  1. Governments are experimenting Blockchain

Gulf countries are hastening to adopt blockchain. One leading project is UAE’s Dubai Blockchain Strategy.  The city aims to use Blockchain-powered applications in government agencies in the next 30 months.  Bahrain is planning a pilot blockchain project, with assistance from the Monetary Authority of Singapore.

In April this year, Malta approved the first draft of a national strategy to promote blockchain, called the Malta Blockchain Strategy. The strategy aims at making Malta one of the first countries in the world to embrace Blockchain.

The Malaysian Industry-Government Group for High Technology (MIGHT) has said that Malaysia would be adopting Blockchain by 2025, and Malaysian banks are already taking proactive steps to encourage its development in the country.  CIMB and Maybank are two of Malaysian banking groups that are working with FinTech companies.  National R&D centre in ICT, MIMOS, has been working on FinTech-related areas such as information security, intelligent informatics, cryptography, artificial intelligence, machine learning and big data analytics.

 

  1. Standards are crucial

With today’s exponential data growth, the strategic relevance of Blockchain is expected to grow by leaps and bounds in the next five years.  With these rapid developments, designing common industry standards becomes crucial.  Current governance of blockchain technology is unstandardised, with no single blockchain standards.  In Malaysia, a national committee comprising representatives from the Government, industry, NGOs and academia has been formed since early 2017 to participate in the development of ISO standards in Blockchain. This committee represents the country at the ISO Technical Committee on Blockchain and distributed ledger technologies (ISO/TC 307).

 

A half-day forum on Blockchain and Distributed Ledger Technologies will be held on Monday 16 Oct 2017 at MIMOS, Technology Park Malaysia, Kuala Lumpur.  Limited seats available.  Last day to register is Friday 13 Oct 2017. Click to download brochure.

 

REFERENCES

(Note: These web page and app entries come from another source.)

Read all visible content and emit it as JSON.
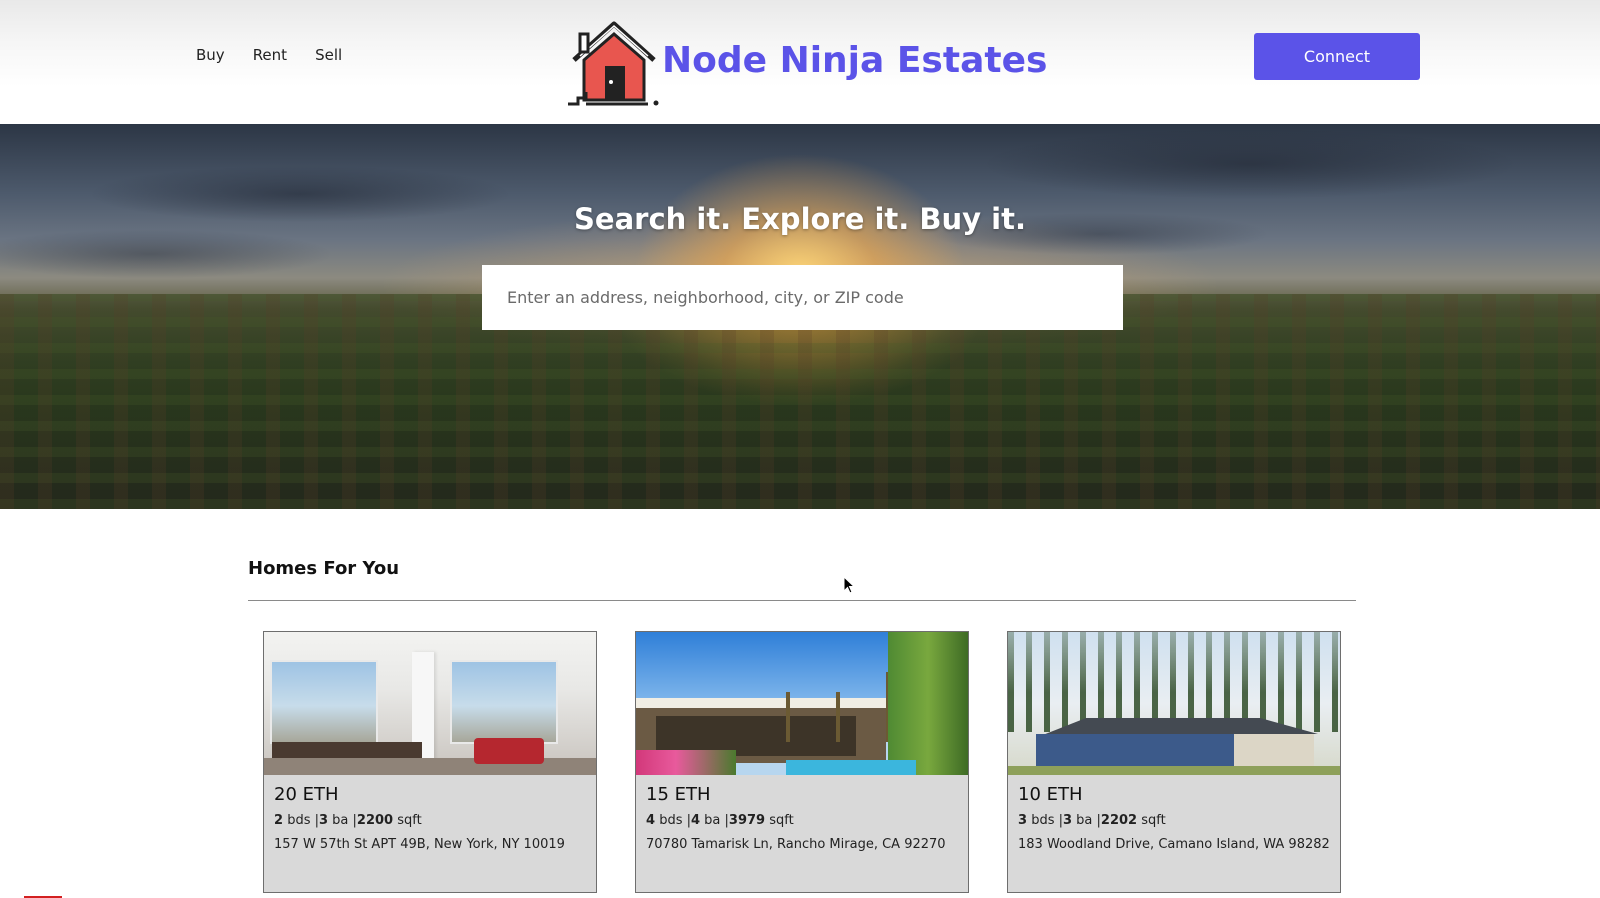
{
  "nav": {
    "buy": "Buy",
    "rent": "Rent",
    "sell": "Sell"
  },
  "brand": {
    "title": "Node Ninja Estates",
    "logo_icon": "house-icon",
    "accent": "#5b53e8"
  },
  "header": {
    "connect_label": "Connect"
  },
  "hero": {
    "tagline": "Search it. Explore it. Buy it.",
    "search_placeholder": "Enter an address, neighborhood, city, or ZIP code"
  },
  "section": {
    "title": "Homes For You"
  },
  "listings": [
    {
      "price": "20 ETH",
      "beds": "2",
      "beds_unit": "bds",
      "baths": "3",
      "baths_unit": "ba",
      "sqft": "2200",
      "sqft_unit": "sqft",
      "address": "157 W 57th St APT 49B, New York, NY 10019"
    },
    {
      "price": "15 ETH",
      "beds": "4",
      "beds_unit": "bds",
      "baths": "4",
      "baths_unit": "ba",
      "sqft": "3979",
      "sqft_unit": "sqft",
      "address": "70780 Tamarisk Ln, Rancho Mirage, CA 92270"
    },
    {
      "price": "10 ETH",
      "beds": "3",
      "beds_unit": "bds",
      "baths": "3",
      "baths_unit": "ba",
      "sqft": "2202",
      "sqft_unit": "sqft",
      "address": "183 Woodland Drive, Camano Island, WA 98282"
    }
  ]
}
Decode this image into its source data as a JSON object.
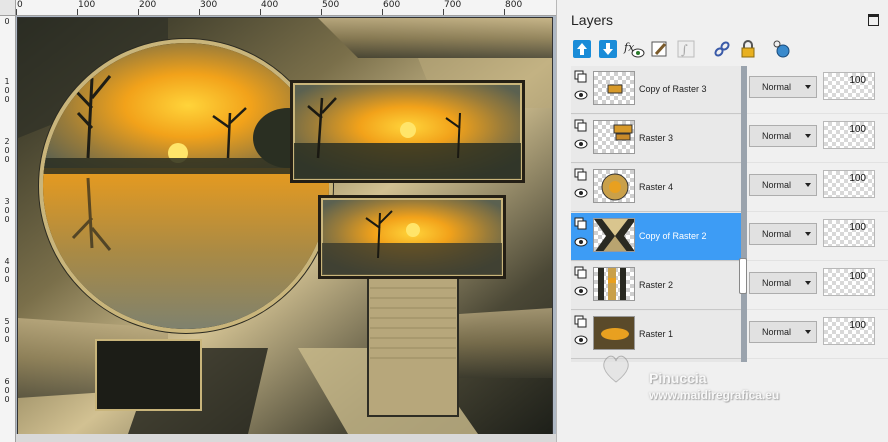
{
  "ruler": {
    "top": [
      "0",
      "100",
      "200",
      "300",
      "400",
      "500",
      "600",
      "700",
      "800"
    ],
    "left": [
      "0",
      "1\n0\n0",
      "2\n0\n0",
      "3\n0\n0",
      "4\n0\n0",
      "5\n0\n0",
      "6\n0\n0"
    ]
  },
  "layers_panel": {
    "title": "Layers",
    "toolbar": [
      "arrow-up-icon",
      "arrow-down-icon",
      "fx-eye-icon",
      "brush-icon",
      "fx-icon",
      "link-icon",
      "lock-icon",
      "mask-icon"
    ],
    "layers": [
      {
        "name": "Copy of Raster 3",
        "blend": "Normal",
        "opacity": "100",
        "selected": false
      },
      {
        "name": "Raster 3",
        "blend": "Normal",
        "opacity": "100",
        "selected": false
      },
      {
        "name": "Raster 4",
        "blend": "Normal",
        "opacity": "100",
        "selected": false
      },
      {
        "name": "Copy of Raster 2",
        "blend": "Normal",
        "opacity": "100",
        "selected": true
      },
      {
        "name": "Raster 2",
        "blend": "Normal",
        "opacity": "100",
        "selected": false
      },
      {
        "name": "Raster 1",
        "blend": "Normal",
        "opacity": "100",
        "selected": false
      }
    ]
  },
  "watermark": {
    "name": "Pinuccia",
    "site": "www.maidiregrafica.eu"
  }
}
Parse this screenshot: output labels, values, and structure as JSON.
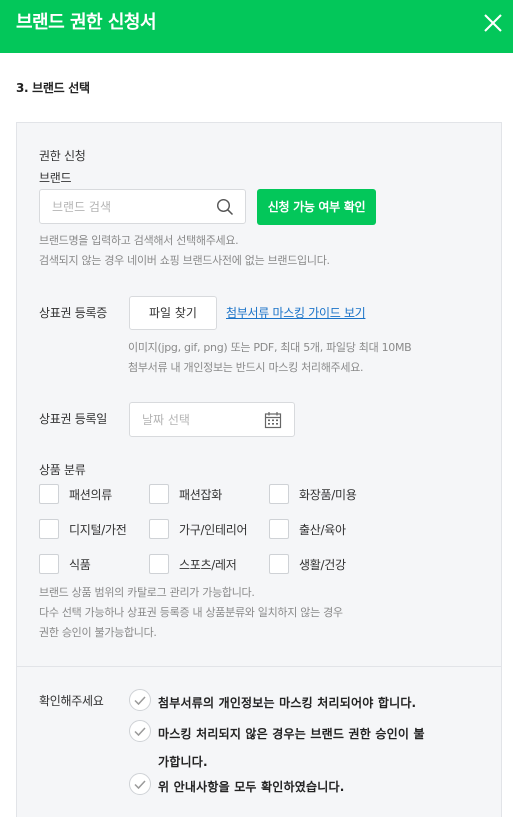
{
  "header": {
    "title": "브랜드 권한 신청서"
  },
  "section": {
    "title": "3. 브랜드 선택"
  },
  "brand": {
    "group_label": "권한 신청",
    "label": "브랜드",
    "search_placeholder": "브랜드 검색",
    "check_button": "신청 가능 여부 확인",
    "help": [
      "브랜드명을 입력하고 검색해서 선택해주세요.",
      "검색되지 않는 경우 네이버 쇼핑 브랜드사전에 없는 브랜드입니다."
    ]
  },
  "trademark": {
    "label": "상표권 등록증",
    "file_button": "파일 찾기",
    "guide_link": "첨부서류 마스킹 가이드 보기",
    "help": [
      "이미지(jpg, gif, png) 또는 PDF, 최대 5개, 파일당 최대 10MB",
      "첨부서류 내 개인정보는 반드시 마스킹 처리해주세요."
    ]
  },
  "registration_date": {
    "label": "상표권 등록일",
    "placeholder": "날짜 선택"
  },
  "category": {
    "label": "상품 분류",
    "items": [
      "패션의류",
      "패션잡화",
      "화장품/미용",
      "디지털/가전",
      "가구/인테리어",
      "출산/육아",
      "식품",
      "스포츠/레저",
      "생활/건강"
    ],
    "help": [
      "브랜드 상품 범위의 카탈로그 관리가 가능합니다.",
      "다수 선택 가능하나 상표권 등록증 내 상품분류와 일치하지 않는 경우",
      "권한 승인이 불가능합니다."
    ]
  },
  "confirm": {
    "label": "확인해주세요",
    "items": [
      "첨부서류의 개인정보는 마스킹 처리되어야 합니다.",
      "마스킹 처리되지 않은 경우는 브랜드 권한 승인이 불",
      "가합니다.",
      "위 안내사항을 모두 확인하였습니다."
    ]
  },
  "colors": {
    "accent": "#03c75a",
    "link": "#1a73c8",
    "panel_bg": "#f5f6f8"
  }
}
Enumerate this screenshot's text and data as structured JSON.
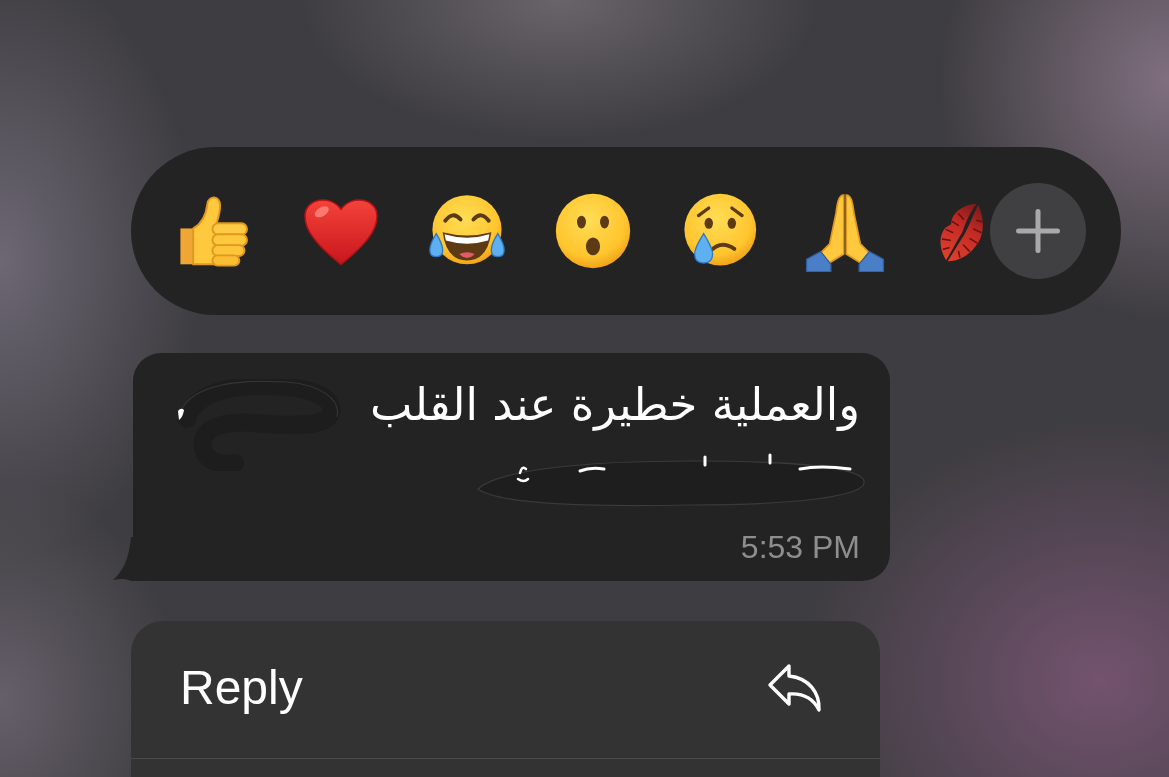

Blockchain – The next wave of digitisation in asset management

Why SEA governments should adopt Blockchain

Oil-Rich Gulf Countries Move to Adopt Blockchain

Governments worldwide looking into Blockchain adoption

Kingdom of Bahrain Targets “Country Level” Blockchain Adoption

Malta Blockchain Strategy Revealed

Which 3 Malaysian Banks are Working with Fintech Companies?

Malaysia Sasar 2025 Guna Blockchain